Repeat the data word for word. Do not include the pictures.

==== Information provided ====

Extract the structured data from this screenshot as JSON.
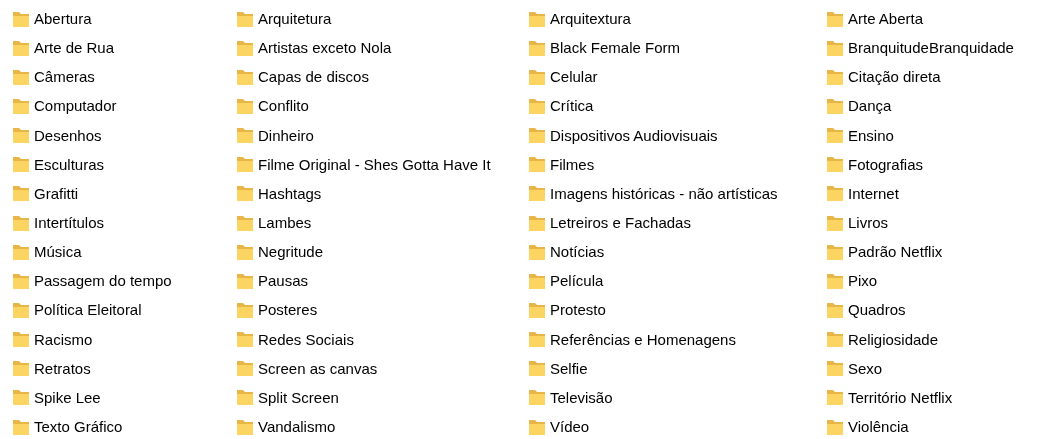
{
  "folders": [
    "Abertura",
    "Arte de Rua",
    "Câmeras",
    "Computador",
    "Desenhos",
    "Esculturas",
    "Grafitti",
    "Intertítulos",
    "Música",
    "Passagem do tempo",
    "Política Eleitoral",
    "Racismo",
    "Retratos",
    "Spike Lee",
    "Texto Gráfico",
    "Arquitetura",
    "Artistas exceto Nola",
    "Capas de discos",
    "Conflito",
    "Dinheiro",
    "Filme Original - Shes Gotta Have It",
    "Hashtags",
    "Lambes",
    "Negritude",
    "Pausas",
    "Posteres",
    "Redes Sociais",
    "Screen as canvas",
    "Split Screen",
    "Vandalismo",
    "Arquitextura",
    "Black Female Form",
    "Celular",
    "Crítica",
    "Dispositivos Audiovisuais",
    "Filmes",
    "Imagens históricas - não artísticas",
    "Letreiros e Fachadas",
    "Notícias",
    "Película",
    "Protesto",
    "Referências e Homenagens",
    "Selfie",
    "Televisão",
    "Vídeo",
    "Arte Aberta",
    "BranquitudeBranquidade",
    "Citação direta",
    "Dança",
    "Ensino",
    "Fotografias",
    "Internet",
    "Livros",
    "Padrão Netflix",
    "Pixo",
    "Quadros",
    "Religiosidade",
    "Sexo",
    "Território Netflix",
    "Violência"
  ]
}
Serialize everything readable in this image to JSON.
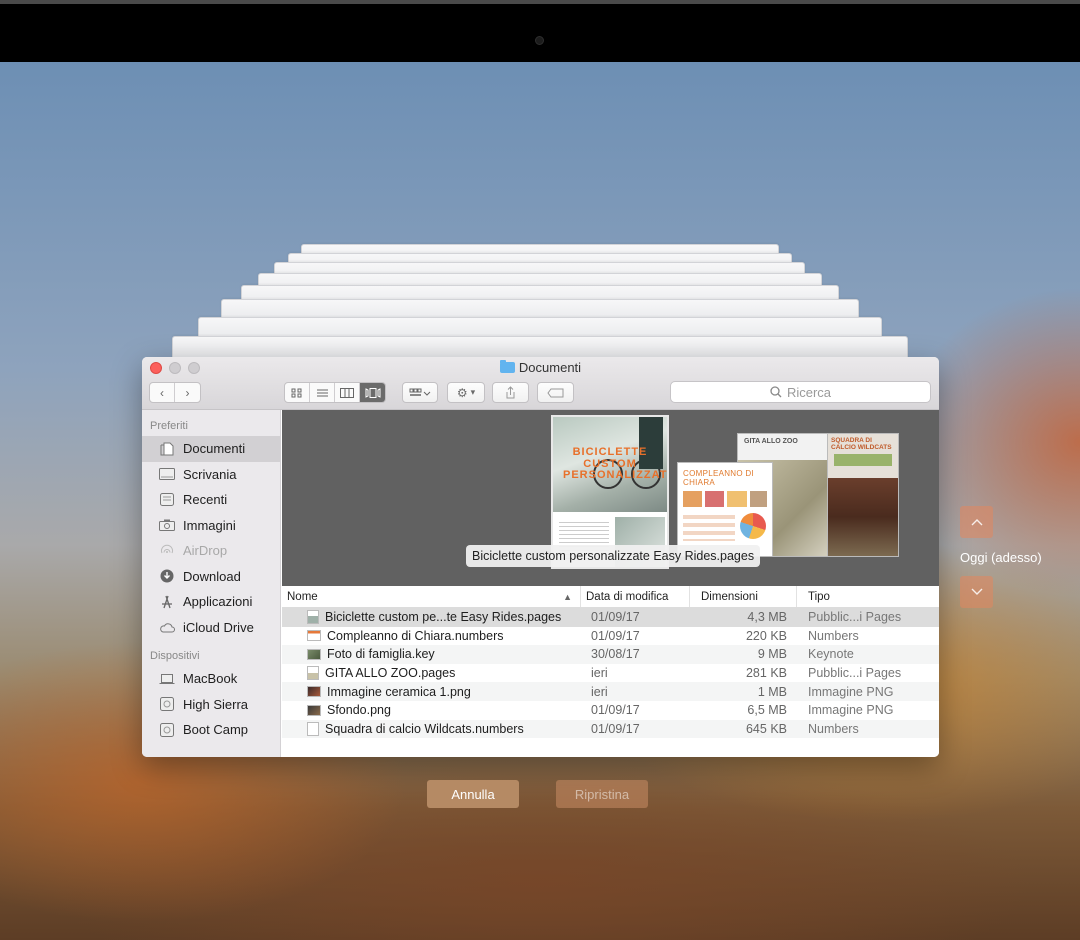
{
  "window": {
    "title": "Documenti",
    "search_placeholder": "Ricerca"
  },
  "sidebar": {
    "favorites_header": "Preferiti",
    "favorites": [
      {
        "label": "Documenti",
        "icon": "documents-icon",
        "selected": true
      },
      {
        "label": "Scrivania",
        "icon": "desktop-icon"
      },
      {
        "label": "Recenti",
        "icon": "recents-icon"
      },
      {
        "label": "Immagini",
        "icon": "camera-icon"
      },
      {
        "label": "AirDrop",
        "icon": "airdrop-icon",
        "dim": true
      },
      {
        "label": "Download",
        "icon": "download-icon"
      },
      {
        "label": "Applicazioni",
        "icon": "applications-icon"
      },
      {
        "label": "iCloud Drive",
        "icon": "cloud-icon"
      }
    ],
    "devices_header": "Dispositivi",
    "devices": [
      {
        "label": "MacBook",
        "icon": "laptop-icon"
      },
      {
        "label": "High Sierra",
        "icon": "disk-icon"
      },
      {
        "label": "Boot Camp",
        "icon": "disk-icon"
      }
    ]
  },
  "coverflow": {
    "caption": "Biciclette custom personalizzate Easy Rides.pages",
    "doc1_title": "BICICLETTE CUSTOM PERSONALIZZATE",
    "doc2_title": "COMPLEANNO DI CHIARA",
    "doc3_title": "GITA ALLO ZOO",
    "doc4_title": "SQUADRA DI CALCIO WILDCATS"
  },
  "table": {
    "headers": {
      "name": "Nome",
      "date": "Data di modifica",
      "size": "Dimensioni",
      "kind": "Tipo"
    },
    "rows": [
      {
        "name": "Biciclette custom pe...te Easy Rides.pages",
        "date": "01/09/17",
        "size": "4,3 MB",
        "kind": "Pubblic...i Pages"
      },
      {
        "name": "Compleanno di Chiara.numbers",
        "date": "01/09/17",
        "size": "220 KB",
        "kind": "Numbers"
      },
      {
        "name": "Foto di famiglia.key",
        "date": "30/08/17",
        "size": "9 MB",
        "kind": "Keynote"
      },
      {
        "name": "GITA ALLO ZOO.pages",
        "date": "ieri",
        "size": "281 KB",
        "kind": "Pubblic...i Pages"
      },
      {
        "name": "Immagine ceramica 1.png",
        "date": "ieri",
        "size": "1 MB",
        "kind": "Immagine PNG"
      },
      {
        "name": "Sfondo.png",
        "date": "01/09/17",
        "size": "6,5 MB",
        "kind": "Immagine PNG"
      },
      {
        "name": "Squadra di calcio Wildcats.numbers",
        "date": "01/09/17",
        "size": "645 KB",
        "kind": "Numbers"
      }
    ]
  },
  "timeline": {
    "label": "Oggi (adesso)"
  },
  "buttons": {
    "cancel": "Annulla",
    "restore": "Ripristina"
  },
  "colors": {
    "accent_button": "#b58a64",
    "close_button": "#fc605c",
    "folder_blue": "#62b4ef"
  }
}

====

→ Answer for this exercise:
Extract the structured data from this screenshot as JSON.
{
  "folders": [
    "Abertura",
    "Arte de Rua",
    "Câmeras",
    "Computador",
    "Desenhos",
    "Esculturas",
    "Grafitti",
    "Intertítulos",
    "Música",
    "Passagem do tempo",
    "Política Eleitoral",
    "Racismo",
    "Retratos",
    "Spike Lee",
    "Texto Gráfico",
    "Arquitetura",
    "Artistas exceto Nola",
    "Capas de discos",
    "Conflito",
    "Dinheiro",
    "Filme Original - Shes Gotta Have It",
    "Hashtags",
    "Lambes",
    "Negritude",
    "Pausas",
    "Posteres",
    "Redes Sociais",
    "Screen as canvas",
    "Split Screen",
    "Vandalismo",
    "Arquitextura",
    "Black Female Form",
    "Celular",
    "Crítica",
    "Dispositivos Audiovisuais",
    "Filmes",
    "Imagens históricas - não artísticas",
    "Letreiros e Fachadas",
    "Notícias",
    "Película",
    "Protesto",
    "Referências e Homenagens",
    "Selfie",
    "Televisão",
    "Vídeo",
    "Arte Aberta",
    "BranquitudeBranquidade",
    "Citação direta",
    "Dança",
    "Ensino",
    "Fotografias",
    "Internet",
    "Livros",
    "Padrão Netflix",
    "Pixo",
    "Quadros",
    "Religiosidade",
    "Sexo",
    "Território Netflix",
    "Violência"
  ]
}
Serialize everything readable in this image to JSON.
{
  "window": {
    "title": "Documenti",
    "search_placeholder": "Ricerca"
  },
  "sidebar": {
    "favorites_header": "Preferiti",
    "favorites": [
      {
        "label": "Documenti",
        "icon": "documents-icon",
        "selected": true
      },
      {
        "label": "Scrivania",
        "icon": "desktop-icon"
      },
      {
        "label": "Recenti",
        "icon": "recents-icon"
      },
      {
        "label": "Immagini",
        "icon": "camera-icon"
      },
      {
        "label": "AirDrop",
        "icon": "airdrop-icon",
        "dim": true
      },
      {
        "label": "Download",
        "icon": "download-icon"
      },
      {
        "label": "Applicazioni",
        "icon": "applications-icon"
      },
      {
        "label": "iCloud Drive",
        "icon": "cloud-icon"
      }
    ],
    "devices_header": "Dispositivi",
    "devices": [
      {
        "label": "MacBook",
        "icon": "laptop-icon"
      },
      {
        "label": "High Sierra",
        "icon": "disk-icon"
      },
      {
        "label": "Boot Camp",
        "icon": "disk-icon"
      }
    ]
  },
  "coverflow": {
    "caption": "Biciclette custom personalizzate Easy Rides.pages",
    "doc1_title": "BICICLETTE CUSTOM PERSONALIZZATE",
    "doc2_title": "COMPLEANNO DI CHIARA",
    "doc3_title": "GITA ALLO ZOO",
    "doc4_title": "SQUADRA DI CALCIO WILDCATS"
  },
  "table": {
    "headers": {
      "name": "Nome",
      "date": "Data di modifica",
      "size": "Dimensioni",
      "kind": "Tipo"
    },
    "rows": [
      {
        "name": "Biciclette custom pe...te Easy Rides.pages",
        "date": "01/09/17",
        "size": "4,3 MB",
        "kind": "Pubblic...i Pages"
      },
      {
        "name": "Compleanno di Chiara.numbers",
        "date": "01/09/17",
        "size": "220 KB",
        "kind": "Numbers"
      },
      {
        "name": "Foto di famiglia.key",
        "date": "30/08/17",
        "size": "9 MB",
        "kind": "Keynote"
      },
      {
        "name": "GITA ALLO ZOO.pages",
        "date": "ieri",
        "size": "281 KB",
        "kind": "Pubblic...i Pages"
      },
      {
        "name": "Immagine ceramica 1.png",
        "date": "ieri",
        "size": "1 MB",
        "kind": "Immagine PNG"
      },
      {
        "name": "Sfondo.png",
        "date": "01/09/17",
        "size": "6,5 MB",
        "kind": "Immagine PNG"
      },
      {
        "name": "Squadra di calcio Wildcats.numbers",
        "date": "01/09/17",
        "size": "645 KB",
        "kind": "Numbers"
      }
    ]
  },
  "timeline": {
    "label": "Oggi (adesso)"
  },
  "buttons": {
    "cancel": "Annulla",
    "restore": "Ripristina"
  },
  "colors": {
    "accent_button": "#b58a64",
    "close_button": "#fc605c",
    "folder_blue": "#62b4ef"
  }
}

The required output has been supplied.